Then there's the fact that both of my kids prefer to survive on a diet that mainly consists of fried and encased meats, cheese and bread products, and the occasional carrot or applesauce packet. The spicy, eclectic menu my husband and I prefer would never pass through their little mouths without some serious complaining, so basically, I'm making two dinners no matter when or where we all eat.
Meals out are a different story. When my husband and I can muster up the courage, we do occasionally take our kids to a restaurant, preferably one that doesn't mind temper tantrums and delivers food no more than seven minutes after we order it. In those moments, we might sit together and talk for a few minutes, until my son decides he wants to check out the public restroom for the eighth time or my daughter starts whining for us to move on to the nearest ice cream shop.
And then there's the universal palate pleaser, pizza, which we order at least once a week. While it's the one meal we're all equally excited to eat, for some reason, it's also the one we've decided should be consumed in front of whatever movie my kids can agree upon. While eating, the majority of our family conversation is limited to my children fighting about whose movie should win viewing rights.

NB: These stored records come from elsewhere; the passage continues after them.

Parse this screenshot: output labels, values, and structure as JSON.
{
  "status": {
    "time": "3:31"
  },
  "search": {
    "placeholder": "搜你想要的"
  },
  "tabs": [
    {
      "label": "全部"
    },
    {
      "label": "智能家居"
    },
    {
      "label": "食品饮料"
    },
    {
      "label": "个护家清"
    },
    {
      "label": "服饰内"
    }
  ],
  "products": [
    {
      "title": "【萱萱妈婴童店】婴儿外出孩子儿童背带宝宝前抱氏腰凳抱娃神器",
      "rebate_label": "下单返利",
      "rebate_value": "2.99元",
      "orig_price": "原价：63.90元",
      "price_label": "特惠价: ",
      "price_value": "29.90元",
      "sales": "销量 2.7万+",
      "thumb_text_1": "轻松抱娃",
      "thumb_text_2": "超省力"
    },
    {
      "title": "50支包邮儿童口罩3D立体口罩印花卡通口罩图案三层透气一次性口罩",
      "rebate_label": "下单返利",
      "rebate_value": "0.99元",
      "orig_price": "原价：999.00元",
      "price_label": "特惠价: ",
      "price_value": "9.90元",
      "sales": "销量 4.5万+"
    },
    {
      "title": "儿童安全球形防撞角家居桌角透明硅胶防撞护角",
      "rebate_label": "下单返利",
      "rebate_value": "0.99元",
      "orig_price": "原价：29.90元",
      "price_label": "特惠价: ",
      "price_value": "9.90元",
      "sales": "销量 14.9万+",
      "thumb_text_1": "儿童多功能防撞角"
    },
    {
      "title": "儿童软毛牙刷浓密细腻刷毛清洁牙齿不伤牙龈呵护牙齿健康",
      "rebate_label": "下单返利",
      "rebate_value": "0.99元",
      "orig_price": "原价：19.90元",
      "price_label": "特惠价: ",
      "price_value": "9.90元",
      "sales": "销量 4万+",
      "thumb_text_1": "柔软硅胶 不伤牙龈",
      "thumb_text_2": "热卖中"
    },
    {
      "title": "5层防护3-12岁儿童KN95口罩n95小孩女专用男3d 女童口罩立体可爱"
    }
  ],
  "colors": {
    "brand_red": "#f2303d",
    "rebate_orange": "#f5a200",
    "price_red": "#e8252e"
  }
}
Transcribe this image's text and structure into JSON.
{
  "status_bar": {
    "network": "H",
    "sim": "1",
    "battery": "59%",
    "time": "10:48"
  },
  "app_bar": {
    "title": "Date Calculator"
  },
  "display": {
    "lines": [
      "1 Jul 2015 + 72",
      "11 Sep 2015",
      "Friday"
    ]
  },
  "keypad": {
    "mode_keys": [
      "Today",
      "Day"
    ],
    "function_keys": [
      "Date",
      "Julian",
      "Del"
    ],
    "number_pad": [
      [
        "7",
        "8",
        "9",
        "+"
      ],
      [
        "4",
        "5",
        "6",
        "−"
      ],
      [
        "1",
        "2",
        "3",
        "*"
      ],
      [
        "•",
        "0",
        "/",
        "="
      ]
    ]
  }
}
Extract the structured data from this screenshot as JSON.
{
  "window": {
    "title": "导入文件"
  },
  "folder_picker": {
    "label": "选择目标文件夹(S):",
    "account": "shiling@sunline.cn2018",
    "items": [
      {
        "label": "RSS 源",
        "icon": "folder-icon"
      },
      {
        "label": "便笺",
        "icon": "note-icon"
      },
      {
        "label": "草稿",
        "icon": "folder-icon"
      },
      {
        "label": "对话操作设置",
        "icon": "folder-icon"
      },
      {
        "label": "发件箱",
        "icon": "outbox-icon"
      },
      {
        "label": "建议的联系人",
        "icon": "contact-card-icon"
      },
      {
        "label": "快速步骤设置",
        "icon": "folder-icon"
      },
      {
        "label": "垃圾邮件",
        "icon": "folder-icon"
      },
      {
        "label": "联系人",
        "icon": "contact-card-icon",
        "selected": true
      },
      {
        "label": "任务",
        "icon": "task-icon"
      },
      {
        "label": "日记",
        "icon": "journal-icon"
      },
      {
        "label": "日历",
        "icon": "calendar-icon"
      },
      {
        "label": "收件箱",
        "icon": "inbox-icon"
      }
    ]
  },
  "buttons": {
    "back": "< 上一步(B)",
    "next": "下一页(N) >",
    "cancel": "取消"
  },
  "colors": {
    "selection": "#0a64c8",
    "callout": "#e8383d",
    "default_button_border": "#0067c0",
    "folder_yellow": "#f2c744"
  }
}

I'm hoping that as my kids get older and more willing to eat foods that haven't been previously frozen, our family dinners will also naturally evolve into a regular habit instead of a rare occurrence. I'm hoping my husband and I can silence our phones and that my children will learn that 30 minutes without Disney Junior or YouTube won't kill them. I know it needs to happen, even if we're just eating my mother's less-than-stellar meatloaf. It's not about the meals; it's about the family bonds they create.